## EXERCISE INSTRUCTIONS
Every entry must reappear in your answer exactly as written, though its pictures must not.

(Dataset rows describing interfaces)
- Opening Delimiter -

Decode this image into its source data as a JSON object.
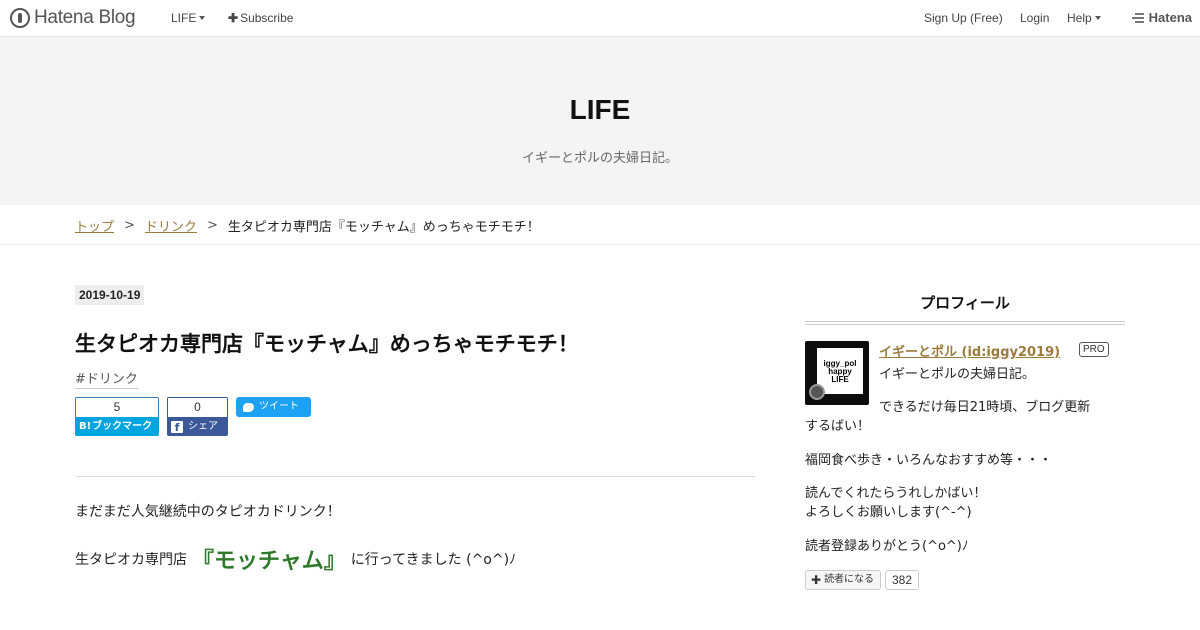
{
  "topbar": {
    "logo_text": "Hatena Blog",
    "blog_menu": "LIFE",
    "subscribe": "Subscribe",
    "signup": "Sign Up (Free)",
    "login": "Login",
    "help": "Help",
    "hatena": "Hatena"
  },
  "header": {
    "title": "LIFE",
    "description": "イギーとポルの夫婦日記。"
  },
  "breadcrumb": {
    "items": [
      "トップ",
      "ドリンク"
    ],
    "separator": ">",
    "current": "生タピオカ専門店『モッチャム』めっちゃモチモチ！"
  },
  "entry": {
    "date": "2019-10-19",
    "title": "生タピオカ専門店『モッチャム』めっちゃモチモチ！",
    "category": "#ドリンク",
    "hatebu": {
      "count": "5",
      "label": "ブックマーク",
      "icon": "B!"
    },
    "facebook": {
      "count": "0",
      "label": "シェア",
      "icon": "f"
    },
    "tweet_label": "ツイート",
    "para1": "まだまだ人気継続中のタピオカドリンク！",
    "para2_before": "生タピオカ専門店",
    "para2_shop": "『モッチャム』",
    "para2_after": "に行ってきました (^o^)ﾉ"
  },
  "sidebar": {
    "heading": "プロフィール",
    "avatar_text": [
      "iggy_pol",
      "happy",
      "LIFE"
    ],
    "name": "イギーとポル (id:iggy2019)",
    "badge": "PRO",
    "lines": [
      "イギーとポルの夫婦日記。",
      "できるだけ毎日21時頃、ブログ更新",
      "するばい！",
      "福岡食べ歩き・いろんなおすすめ等・・・",
      "読んでくれたらうれしかばい！",
      "よろしくお願いします(^-^)",
      "読者登録ありがとう(^o^)ﾉ"
    ],
    "reader_button": "読者になる",
    "reader_count": "382"
  },
  "colors": {
    "link": "#9a7b3d",
    "shop_name": "#2f7a2a",
    "hatebu": "#00a4de",
    "facebook": "#3b5998",
    "twitter": "#1da1f2",
    "header_bg": "#f4f4f4"
  }
}
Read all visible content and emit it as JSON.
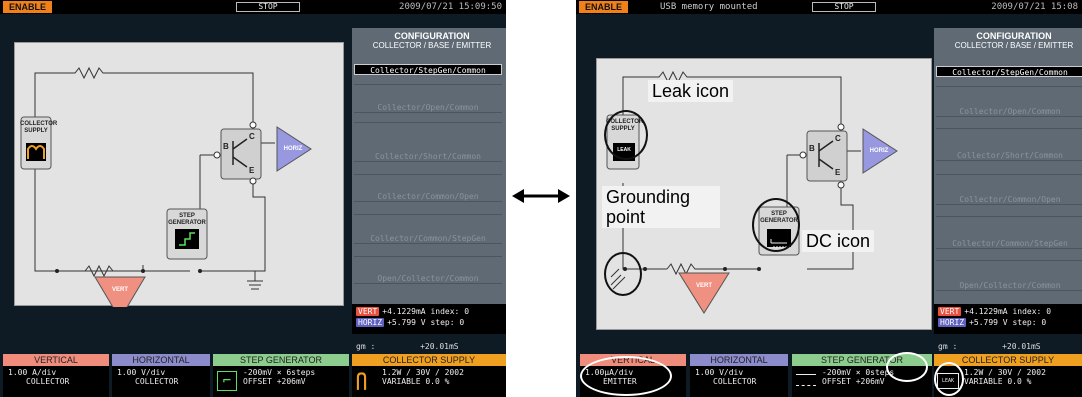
{
  "topbar": {
    "enable": "ENABLE",
    "stop": "STOP",
    "left_datetime": "2009/07/21 15:09:50",
    "right_datetime": "2009/07/21 15:08",
    "usb_status": "USB memory mounted"
  },
  "config": {
    "title": "CONFIGURATION",
    "subtitle_left": "COLLECTOR / BASE / EMITTER",
    "subtitle_right": "COLLECTOR / BASE / EMITTER",
    "items_left": [
      "Collector/StepGen/Common",
      "Collector/Open/Common",
      "Collector/Short/Common",
      "Collector/Common/Open",
      "Collector/Common/StepGen",
      "Open/Collector/Common"
    ],
    "items_right": [
      "Collector/StepGen/Common",
      "Collector/Open/Common",
      "Collector/Short/Common",
      "Collector/Common/Open",
      "Collector/Common/StepGen",
      "Open/Collector/Common"
    ]
  },
  "circuit": {
    "collector_supply": "COLLECTOR SUPPLY",
    "step_generator": "STEP GENERATOR",
    "horiz": "HORIZ",
    "vert": "VERT",
    "b": "B",
    "c": "C",
    "e": "E",
    "leak_label": "LEAK"
  },
  "readout": {
    "vert_tag": "VERT",
    "horiz_tag": "HORIZ",
    "vert_value": "+4.1229mA",
    "horiz_value": "+5.799 V",
    "index_label": "index:",
    "index_value": "0",
    "step_label": "step:",
    "step_value": "0",
    "gm_label": "gm :",
    "gm_value": "+20.01mS"
  },
  "bottom_left": {
    "vertical": {
      "title": "VERTICAL",
      "line1": "1.00 A/div",
      "line2": "COLLECTOR"
    },
    "horizontal": {
      "title": "HORIZONTAL",
      "line1": "1.00 V/div",
      "line2": "COLLECTOR"
    },
    "step": {
      "title": "STEP GENERATOR",
      "line1": "-200mV × 6steps",
      "line2": "OFFSET  +206mV"
    },
    "supply": {
      "title": "COLLECTOR SUPPLY",
      "line1": "1.2W / 30V / 2002",
      "line2": "VARIABLE   0.0 %"
    }
  },
  "bottom_right": {
    "vertical": {
      "title": "VERTICAL",
      "line1": "1.00μA/div",
      "line2": "EMITTER"
    },
    "horizontal": {
      "title": "HORIZONTAL",
      "line1": "1.00 V/div",
      "line2": "COLLECTOR"
    },
    "step": {
      "title": "STEP GENERATOR",
      "line1": "-200mV × 0steps",
      "line2": "OFFSET  +206mV"
    },
    "supply": {
      "title": "COLLECTOR SUPPLY",
      "line1": "1.2W / 30V / 2002",
      "line2": "VARIABLE   0.0 %"
    }
  },
  "annotations": {
    "leak": "Leak icon",
    "ground": "Grounding point",
    "dc": "DC icon"
  },
  "colors": {
    "enable": "#f0801a",
    "vertical": "#f08c7c",
    "horizontal": "#8c8ccc",
    "step": "#8ccc8c",
    "supply": "#f0a020",
    "horiz_triangle": "#9898e0",
    "vert_triangle": "#f09080"
  }
}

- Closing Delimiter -

## ANSWER TO THIS EXERCISE
Decode this image into its source data as a JSON object.
{
  "topbar": {
    "logo_text": "Hatena Blog",
    "blog_menu": "LIFE",
    "subscribe": "Subscribe",
    "signup": "Sign Up (Free)",
    "login": "Login",
    "help": "Help",
    "hatena": "Hatena"
  },
  "header": {
    "title": "LIFE",
    "description": "イギーとポルの夫婦日記。"
  },
  "breadcrumb": {
    "items": [
      "トップ",
      "ドリンク"
    ],
    "separator": ">",
    "current": "生タピオカ専門店『モッチャム』めっちゃモチモチ！"
  },
  "entry": {
    "date": "2019-10-19",
    "title": "生タピオカ専門店『モッチャム』めっちゃモチモチ！",
    "category": "#ドリンク",
    "hatebu": {
      "count": "5",
      "label": "ブックマーク",
      "icon": "B!"
    },
    "facebook": {
      "count": "0",
      "label": "シェア",
      "icon": "f"
    },
    "tweet_label": "ツイート",
    "para1": "まだまだ人気継続中のタピオカドリンク！",
    "para2_before": "生タピオカ専門店",
    "para2_shop": "『モッチャム』",
    "para2_after": "に行ってきました (^o^)ﾉ"
  },
  "sidebar": {
    "heading": "プロフィール",
    "avatar_text": [
      "iggy_pol",
      "happy",
      "LIFE"
    ],
    "name": "イギーとポル (id:iggy2019)",
    "badge": "PRO",
    "lines": [
      "イギーとポルの夫婦日記。",
      "できるだけ毎日21時頃、ブログ更新",
      "するばい！",
      "福岡食べ歩き・いろんなおすすめ等・・・",
      "読んでくれたらうれしかばい！",
      "よろしくお願いします(^-^)",
      "読者登録ありがとう(^o^)ﾉ"
    ],
    "reader_button": "読者になる",
    "reader_count": "382"
  },
  "colors": {
    "link": "#9a7b3d",
    "shop_name": "#2f7a2a",
    "hatebu": "#00a4de",
    "facebook": "#3b5998",
    "twitter": "#1da1f2",
    "header_bg": "#f4f4f4"
  }
}
Read all visible content and emit it as JSON.
{
  "topbar": {
    "enable": "ENABLE",
    "stop": "STOP",
    "left_datetime": "2009/07/21 15:09:50",
    "right_datetime": "2009/07/21 15:08",
    "usb_status": "USB memory mounted"
  },
  "config": {
    "title": "CONFIGURATION",
    "subtitle_left": "COLLECTOR / BASE / EMITTER",
    "subtitle_right": "COLLECTOR / BASE / EMITTER",
    "items_left": [
      "Collector/StepGen/Common",
      "Collector/Open/Common",
      "Collector/Short/Common",
      "Collector/Common/Open",
      "Collector/Common/StepGen",
      "Open/Collector/Common"
    ],
    "items_right": [
      "Collector/StepGen/Common",
      "Collector/Open/Common",
      "Collector/Short/Common",
      "Collector/Common/Open",
      "Collector/Common/StepGen",
      "Open/Collector/Common"
    ]
  },
  "circuit": {
    "collector_supply": "COLLECTOR SUPPLY",
    "step_generator": "STEP GENERATOR",
    "horiz": "HORIZ",
    "vert": "VERT",
    "b": "B",
    "c": "C",
    "e": "E",
    "leak_label": "LEAK"
  },
  "readout": {
    "vert_tag": "VERT",
    "horiz_tag": "HORIZ",
    "vert_value": "+4.1229mA",
    "horiz_value": "+5.799 V",
    "index_label": "index:",
    "index_value": "0",
    "step_label": "step:",
    "step_value": "0",
    "gm_label": "gm :",
    "gm_value": "+20.01mS"
  },
  "bottom_left": {
    "vertical": {
      "title": "VERTICAL",
      "line1": "1.00 A/div",
      "line2": "COLLECTOR"
    },
    "horizontal": {
      "title": "HORIZONTAL",
      "line1": "1.00 V/div",
      "line2": "COLLECTOR"
    },
    "step": {
      "title": "STEP GENERATOR",
      "line1": "-200mV × 6steps",
      "line2": "OFFSET  +206mV"
    },
    "supply": {
      "title": "COLLECTOR SUPPLY",
      "line1": "1.2W / 30V / 2002",
      "line2": "VARIABLE   0.0 %"
    }
  },
  "bottom_right": {
    "vertical": {
      "title": "VERTICAL",
      "line1": "1.00μA/div",
      "line2": "EMITTER"
    },
    "horizontal": {
      "title": "HORIZONTAL",
      "line1": "1.00 V/div",
      "line2": "COLLECTOR"
    },
    "step": {
      "title": "STEP GENERATOR",
      "line1": "-200mV × 0steps",
      "line2": "OFFSET  +206mV"
    },
    "supply": {
      "title": "COLLECTOR SUPPLY",
      "line1": "1.2W / 30V / 2002",
      "line2": "VARIABLE   0.0 %"
    }
  },
  "annotations": {
    "leak": "Leak icon",
    "ground": "Grounding point",
    "dc": "DC icon"
  },
  "colors": {
    "enable": "#f0801a",
    "vertical": "#f08c7c",
    "horizontal": "#8c8ccc",
    "step": "#8ccc8c",
    "supply": "#f0a020",
    "horiz_triangle": "#9898e0",
    "vert_triangle": "#f09080"
  }
}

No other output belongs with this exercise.